I have an example which may explain this better (hopefully it attached, if not here's a link http://imgur.com/VGa0TI5 ) by Thevenising the left hand side initially I assumed it would make the question easier but the answers turn out to be different when concerning the resistor in particular, is this because the Inductor 'sees' the same characteristics as before but the resistor behaves differently?

Many Thanks

Last edited by a moderator: May 13, 2016
2. May 13, 2016

### phinds

If the "Thevenin equivalent" is not exactly equivalent as far as the rest of the circuit is concerned, then it is not equivalent, so not a Thevenin equivalent. How it works internally is irrelevant as long as the rest of the circuit can't tell the difference.

As far as I am aware, Thevenin equivalents are for resistive circuits, not reactive circuits.

3. May 13, 2016

### Staff: Mentor

There were 3 files attached. They seemed to be identical so I have deleted two.

4. May 13, 2016

### cnh1995

I believe Thevenin equivalents are also for reactive circuits.(e.g. In case of ac circuits, maximum power is transferred to the load if the load impedance is complex conjugate of the Thevenin impedance viewed from the load terminals.)
The circuit shown in the OP can be reduced to its Thevenin equivalent.

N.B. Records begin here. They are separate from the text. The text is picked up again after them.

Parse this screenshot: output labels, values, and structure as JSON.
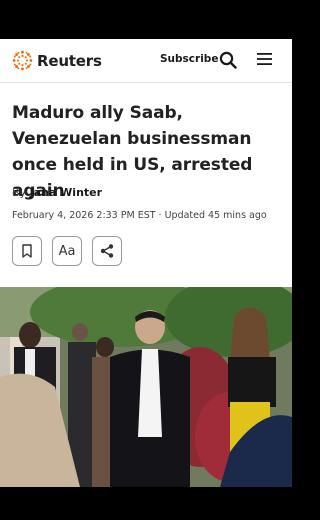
{
  "header": {
    "brand": "Reuters",
    "subscribe_label": "Subscribe",
    "brand_color": "#fa6400"
  },
  "article": {
    "headline": "Maduro ally Saab, Venezuelan businessman once held in US, arrested again",
    "byline_prefix": "By",
    "author": "Jana Winter",
    "dateline": "February 4, 2026 2:33 PM EST · Updated 45 mins ago",
    "text_size_label": "Aa"
  },
  "icons": {
    "search": "search-icon",
    "menu": "hamburger-menu-icon",
    "bookmark": "bookmark-icon",
    "share": "share-icon"
  }
}
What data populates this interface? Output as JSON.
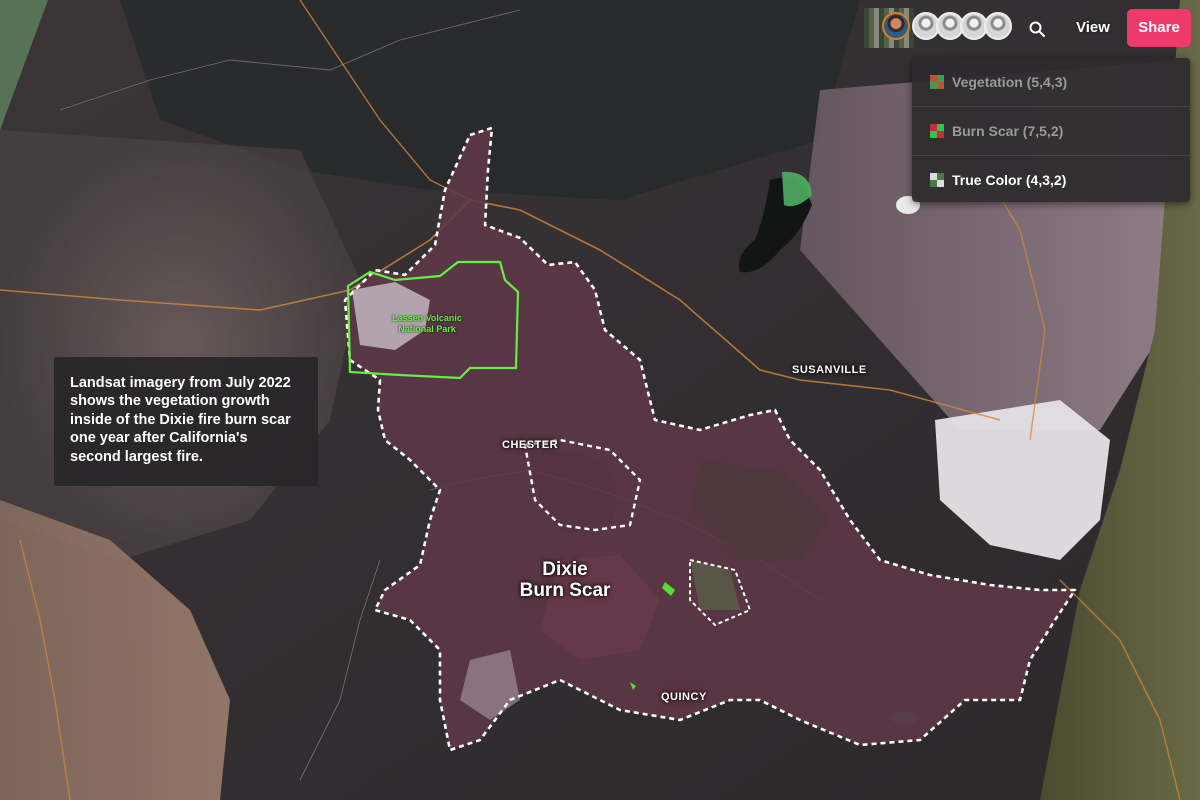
{
  "caption": {
    "text": "Landsat imagery from July 2022 shows the vegetation growth inside of the Dixie fire burn scar one year after California's second largest fire."
  },
  "map_labels": {
    "park": [
      "Lassen Volcanic",
      "National Park"
    ],
    "susanville": "SUSANVILLE",
    "chester": "CHESTER",
    "quincy": "QUINCY",
    "burn_scar": [
      "Dixie",
      "Burn Scar"
    ]
  },
  "toolbar": {
    "avatars": [
      "collaborator-photo",
      "collaborator",
      "collaborator",
      "collaborator",
      "collaborator"
    ],
    "view_label": "View",
    "share_label": "Share",
    "share_color": "#ee3a6a"
  },
  "band_menu": {
    "items": [
      {
        "label": "Vegetation (5,4,3)",
        "active": false,
        "colors": [
          "#c0503c",
          "#3aa050",
          "#c0503c",
          "#3aa050"
        ]
      },
      {
        "label": "Burn Scar (7,5,2)",
        "active": false,
        "colors": [
          "#c0303a",
          "#3ac050",
          "#c0303a",
          "#3ac050"
        ]
      },
      {
        "label": "True Color (4,3,2)",
        "active": true,
        "colors": [
          "#dddddd",
          "#4a7a4a",
          "#4a7a4a",
          "#dddddd"
        ]
      }
    ]
  },
  "colors": {
    "park_boundary": "#66ee44",
    "fire_perimeter": "#ffffff",
    "burn_scar": "#5e3848",
    "highway": "#d08a3a"
  }
}
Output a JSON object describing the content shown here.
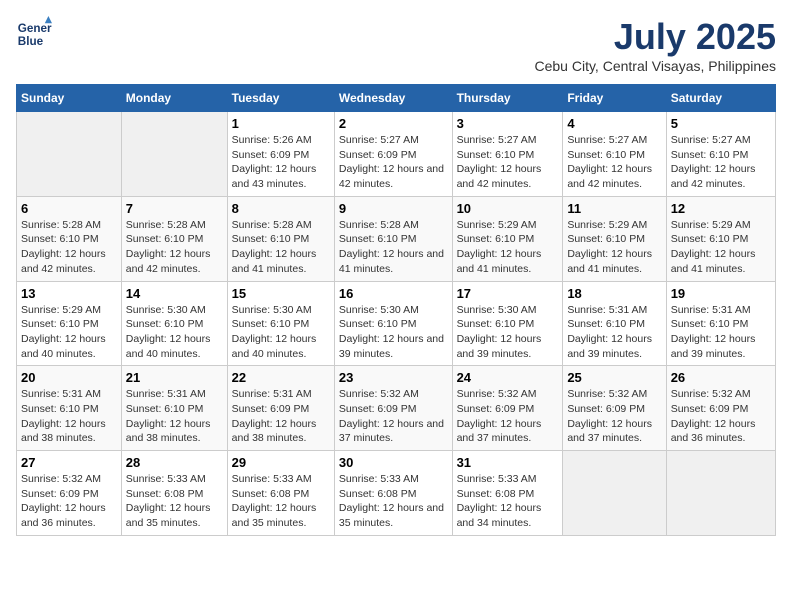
{
  "header": {
    "logo_line1": "General",
    "logo_line2": "Blue",
    "title": "July 2025",
    "subtitle": "Cebu City, Central Visayas, Philippines"
  },
  "calendar": {
    "headers": [
      "Sunday",
      "Monday",
      "Tuesday",
      "Wednesday",
      "Thursday",
      "Friday",
      "Saturday"
    ],
    "weeks": [
      [
        {
          "day": "",
          "sunrise": "",
          "sunset": "",
          "daylight": "",
          "empty": true
        },
        {
          "day": "",
          "sunrise": "",
          "sunset": "",
          "daylight": "",
          "empty": true
        },
        {
          "day": "1",
          "sunrise": "Sunrise: 5:26 AM",
          "sunset": "Sunset: 6:09 PM",
          "daylight": "Daylight: 12 hours and 43 minutes.",
          "empty": false
        },
        {
          "day": "2",
          "sunrise": "Sunrise: 5:27 AM",
          "sunset": "Sunset: 6:09 PM",
          "daylight": "Daylight: 12 hours and 42 minutes.",
          "empty": false
        },
        {
          "day": "3",
          "sunrise": "Sunrise: 5:27 AM",
          "sunset": "Sunset: 6:10 PM",
          "daylight": "Daylight: 12 hours and 42 minutes.",
          "empty": false
        },
        {
          "day": "4",
          "sunrise": "Sunrise: 5:27 AM",
          "sunset": "Sunset: 6:10 PM",
          "daylight": "Daylight: 12 hours and 42 minutes.",
          "empty": false
        },
        {
          "day": "5",
          "sunrise": "Sunrise: 5:27 AM",
          "sunset": "Sunset: 6:10 PM",
          "daylight": "Daylight: 12 hours and 42 minutes.",
          "empty": false
        }
      ],
      [
        {
          "day": "6",
          "sunrise": "Sunrise: 5:28 AM",
          "sunset": "Sunset: 6:10 PM",
          "daylight": "Daylight: 12 hours and 42 minutes.",
          "empty": false
        },
        {
          "day": "7",
          "sunrise": "Sunrise: 5:28 AM",
          "sunset": "Sunset: 6:10 PM",
          "daylight": "Daylight: 12 hours and 42 minutes.",
          "empty": false
        },
        {
          "day": "8",
          "sunrise": "Sunrise: 5:28 AM",
          "sunset": "Sunset: 6:10 PM",
          "daylight": "Daylight: 12 hours and 41 minutes.",
          "empty": false
        },
        {
          "day": "9",
          "sunrise": "Sunrise: 5:28 AM",
          "sunset": "Sunset: 6:10 PM",
          "daylight": "Daylight: 12 hours and 41 minutes.",
          "empty": false
        },
        {
          "day": "10",
          "sunrise": "Sunrise: 5:29 AM",
          "sunset": "Sunset: 6:10 PM",
          "daylight": "Daylight: 12 hours and 41 minutes.",
          "empty": false
        },
        {
          "day": "11",
          "sunrise": "Sunrise: 5:29 AM",
          "sunset": "Sunset: 6:10 PM",
          "daylight": "Daylight: 12 hours and 41 minutes.",
          "empty": false
        },
        {
          "day": "12",
          "sunrise": "Sunrise: 5:29 AM",
          "sunset": "Sunset: 6:10 PM",
          "daylight": "Daylight: 12 hours and 41 minutes.",
          "empty": false
        }
      ],
      [
        {
          "day": "13",
          "sunrise": "Sunrise: 5:29 AM",
          "sunset": "Sunset: 6:10 PM",
          "daylight": "Daylight: 12 hours and 40 minutes.",
          "empty": false
        },
        {
          "day": "14",
          "sunrise": "Sunrise: 5:30 AM",
          "sunset": "Sunset: 6:10 PM",
          "daylight": "Daylight: 12 hours and 40 minutes.",
          "empty": false
        },
        {
          "day": "15",
          "sunrise": "Sunrise: 5:30 AM",
          "sunset": "Sunset: 6:10 PM",
          "daylight": "Daylight: 12 hours and 40 minutes.",
          "empty": false
        },
        {
          "day": "16",
          "sunrise": "Sunrise: 5:30 AM",
          "sunset": "Sunset: 6:10 PM",
          "daylight": "Daylight: 12 hours and 39 minutes.",
          "empty": false
        },
        {
          "day": "17",
          "sunrise": "Sunrise: 5:30 AM",
          "sunset": "Sunset: 6:10 PM",
          "daylight": "Daylight: 12 hours and 39 minutes.",
          "empty": false
        },
        {
          "day": "18",
          "sunrise": "Sunrise: 5:31 AM",
          "sunset": "Sunset: 6:10 PM",
          "daylight": "Daylight: 12 hours and 39 minutes.",
          "empty": false
        },
        {
          "day": "19",
          "sunrise": "Sunrise: 5:31 AM",
          "sunset": "Sunset: 6:10 PM",
          "daylight": "Daylight: 12 hours and 39 minutes.",
          "empty": false
        }
      ],
      [
        {
          "day": "20",
          "sunrise": "Sunrise: 5:31 AM",
          "sunset": "Sunset: 6:10 PM",
          "daylight": "Daylight: 12 hours and 38 minutes.",
          "empty": false
        },
        {
          "day": "21",
          "sunrise": "Sunrise: 5:31 AM",
          "sunset": "Sunset: 6:10 PM",
          "daylight": "Daylight: 12 hours and 38 minutes.",
          "empty": false
        },
        {
          "day": "22",
          "sunrise": "Sunrise: 5:31 AM",
          "sunset": "Sunset: 6:09 PM",
          "daylight": "Daylight: 12 hours and 38 minutes.",
          "empty": false
        },
        {
          "day": "23",
          "sunrise": "Sunrise: 5:32 AM",
          "sunset": "Sunset: 6:09 PM",
          "daylight": "Daylight: 12 hours and 37 minutes.",
          "empty": false
        },
        {
          "day": "24",
          "sunrise": "Sunrise: 5:32 AM",
          "sunset": "Sunset: 6:09 PM",
          "daylight": "Daylight: 12 hours and 37 minutes.",
          "empty": false
        },
        {
          "day": "25",
          "sunrise": "Sunrise: 5:32 AM",
          "sunset": "Sunset: 6:09 PM",
          "daylight": "Daylight: 12 hours and 37 minutes.",
          "empty": false
        },
        {
          "day": "26",
          "sunrise": "Sunrise: 5:32 AM",
          "sunset": "Sunset: 6:09 PM",
          "daylight": "Daylight: 12 hours and 36 minutes.",
          "empty": false
        }
      ],
      [
        {
          "day": "27",
          "sunrise": "Sunrise: 5:32 AM",
          "sunset": "Sunset: 6:09 PM",
          "daylight": "Daylight: 12 hours and 36 minutes.",
          "empty": false
        },
        {
          "day": "28",
          "sunrise": "Sunrise: 5:33 AM",
          "sunset": "Sunset: 6:08 PM",
          "daylight": "Daylight: 12 hours and 35 minutes.",
          "empty": false
        },
        {
          "day": "29",
          "sunrise": "Sunrise: 5:33 AM",
          "sunset": "Sunset: 6:08 PM",
          "daylight": "Daylight: 12 hours and 35 minutes.",
          "empty": false
        },
        {
          "day": "30",
          "sunrise": "Sunrise: 5:33 AM",
          "sunset": "Sunset: 6:08 PM",
          "daylight": "Daylight: 12 hours and 35 minutes.",
          "empty": false
        },
        {
          "day": "31",
          "sunrise": "Sunrise: 5:33 AM",
          "sunset": "Sunset: 6:08 PM",
          "daylight": "Daylight: 12 hours and 34 minutes.",
          "empty": false
        },
        {
          "day": "",
          "sunrise": "",
          "sunset": "",
          "daylight": "",
          "empty": true
        },
        {
          "day": "",
          "sunrise": "",
          "sunset": "",
          "daylight": "",
          "empty": true
        }
      ]
    ]
  }
}
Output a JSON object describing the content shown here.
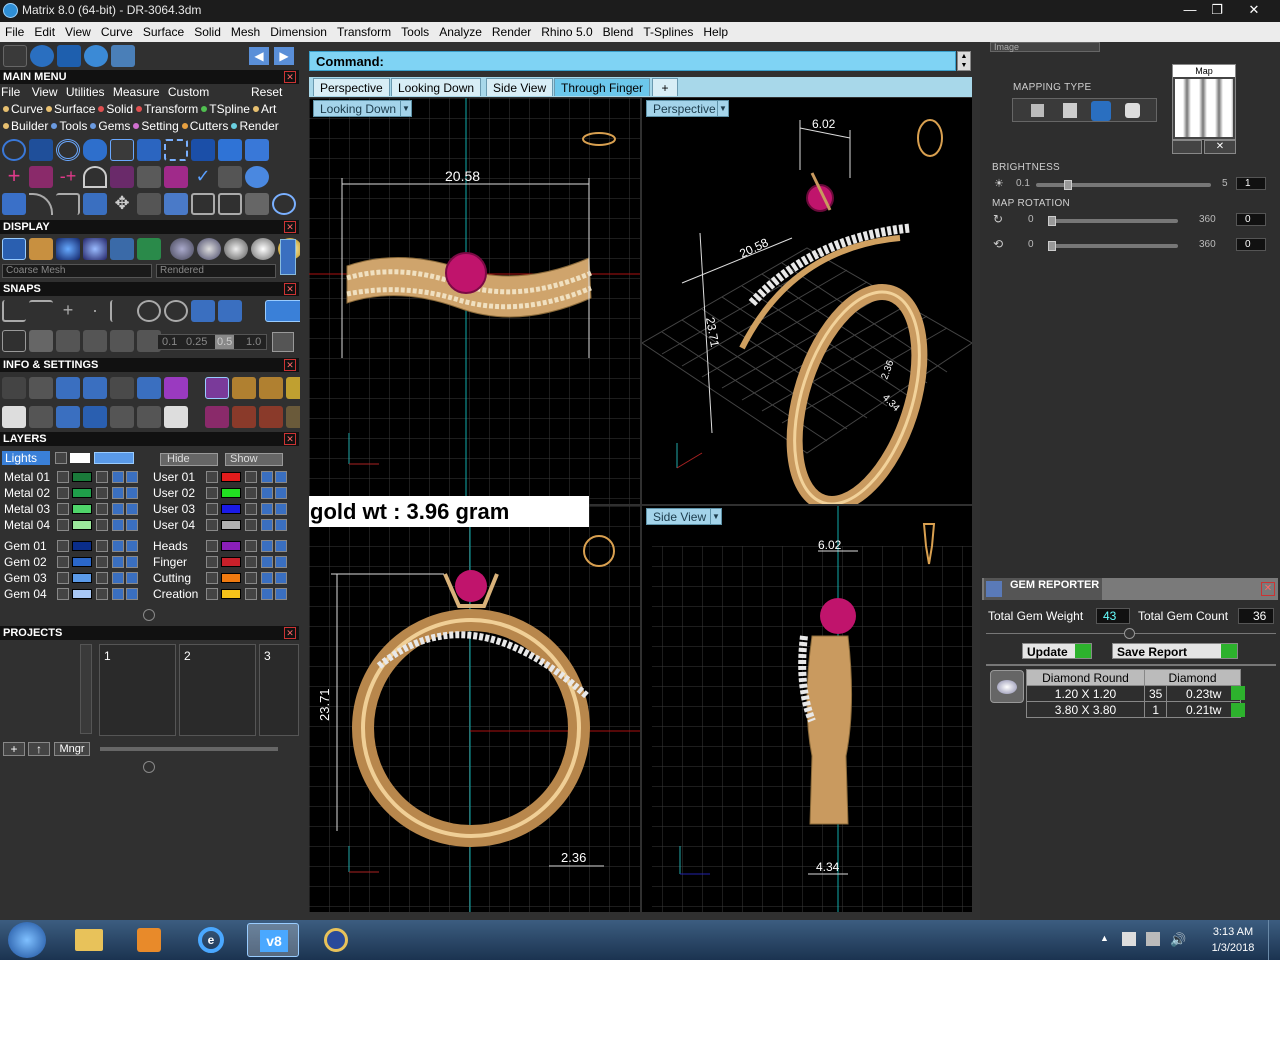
{
  "window": {
    "title": "Matrix 8.0 (64-bit) - DR-3064.3dm",
    "minimize": "—",
    "maximize": "❐",
    "close": "✕"
  },
  "menubar": [
    "File",
    "Edit",
    "View",
    "Curve",
    "Surface",
    "Solid",
    "Mesh",
    "Dimension",
    "Transform",
    "Tools",
    "Analyze",
    "Render",
    "Rhino 5.0",
    "Blend",
    "T-Splines",
    "Help"
  ],
  "left": {
    "main_menu": {
      "title": "MAIN MENU",
      "tabs": [
        "File",
        "View",
        "Utilities",
        "Measure",
        "Custom"
      ],
      "reset": "Reset",
      "categories1": [
        "Curve",
        "Surface",
        "Solid",
        "Transform",
        "TSpline",
        "Art"
      ],
      "categories2": [
        "Builder",
        "Tools",
        "Gems",
        "Setting",
        "Cutters",
        "Render"
      ]
    },
    "display": {
      "title": "DISPLAY",
      "mesh_select": "Coarse Mesh",
      "render_select": "Rendered"
    },
    "snaps": {
      "title": "SNAPS",
      "values": [
        "0.1",
        "0.25",
        "0.5",
        "1.0"
      ]
    },
    "info": {
      "title": "INFO & SETTINGS"
    },
    "layers": {
      "title": "LAYERS",
      "lights": "Lights",
      "hide": "Hide",
      "show": "Show",
      "left": [
        {
          "name": "Metal 01",
          "color": "#1a7a3a"
        },
        {
          "name": "Metal 02",
          "color": "#1f9e4a"
        },
        {
          "name": "Metal 03",
          "color": "#4fd46a"
        },
        {
          "name": "Metal 04",
          "color": "#9be89b"
        },
        {
          "name": "Gem 01",
          "color": "#0a2d8a"
        },
        {
          "name": "Gem 02",
          "color": "#2b67c9"
        },
        {
          "name": "Gem 03",
          "color": "#5b9ae8"
        },
        {
          "name": "Gem 04",
          "color": "#a9c8f5"
        }
      ],
      "right": [
        {
          "name": "User 01",
          "color": "#e11c1c"
        },
        {
          "name": "User 02",
          "color": "#22e022"
        },
        {
          "name": "User 03",
          "color": "#1a1ae6"
        },
        {
          "name": "User 04",
          "color": "#b0b0b0"
        },
        {
          "name": "Heads",
          "color": "#8a1fb8"
        },
        {
          "name": "Finger",
          "color": "#c8202a"
        },
        {
          "name": "Cutting",
          "color": "#f07a10"
        },
        {
          "name": "Creation",
          "color": "#f5c21a"
        }
      ]
    },
    "projects": {
      "title": "PROJECTS",
      "slots": [
        "1",
        "2",
        "3"
      ],
      "manager": "Mngr"
    }
  },
  "command": {
    "label": "Command:"
  },
  "tabs": [
    "Perspective",
    "Looking Down",
    "Side View",
    "Through Finger",
    "+"
  ],
  "active_tab": "Through Finger",
  "viewports": {
    "top": {
      "label": "Looking Down",
      "dim_width": "20.58"
    },
    "persp": {
      "label": "Perspective",
      "dim_top": "6.02",
      "dim_diag": "20.58",
      "dim_height": "23.71",
      "dim_small": "2.36",
      "dim_small2": "4.34"
    },
    "front": {
      "dim_height": "23.71",
      "dim_band": "2.36"
    },
    "side": {
      "label": "Side View",
      "dim_top": "6.02",
      "dim_bottom": "4.34"
    }
  },
  "annotation": "gold wt : 3.96 gram",
  "right": {
    "image_select": "Image",
    "mapping_type": "MAPPING TYPE",
    "map_label": "Map",
    "brightness": {
      "label": "BRIGHTNESS",
      "min": "0.1",
      "max": "5",
      "value": "1"
    },
    "map_rotation": {
      "label": "MAP ROTATION",
      "rows": [
        {
          "min": "0",
          "max": "360",
          "value": "0"
        },
        {
          "min": "0",
          "max": "360",
          "value": "0"
        }
      ]
    },
    "gem_reporter": {
      "title": "GEM REPORTER",
      "total_weight_label": "Total Gem Weight",
      "total_weight": "43",
      "total_count_label": "Total Gem Count",
      "total_count": "36",
      "update": "Update",
      "save": "Save Report",
      "headers": [
        "Diamond Round",
        "Diamond"
      ],
      "rows": [
        {
          "size": "1.20 X 1.20",
          "count": "35",
          "tw": "0.23tw"
        },
        {
          "size": "3.80 X 3.80",
          "count": "1",
          "tw": "0.21tw"
        }
      ]
    }
  },
  "taskbar": {
    "time": "3:13 AM",
    "date": "1/3/2018",
    "v8": "v8"
  },
  "colors": {
    "accent": "#7fd3f4",
    "gold": "#d9b27a",
    "gem": "#c0146c",
    "gold_dark": "#a07a44"
  }
}
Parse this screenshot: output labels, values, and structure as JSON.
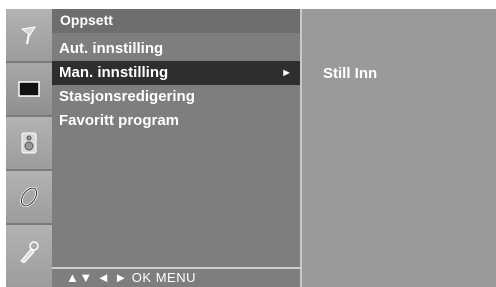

5. May 13, 2016

### phinds

OK, it's been a very long time since I took EE and if I ever knew that I had forgotten it. Thanks.

6. May 13, 2016

### cnh1995

The Norton source can be replaced by its Thevenin equivalent. A source transformation will do. To find the time constant, effective R and L need to be in series.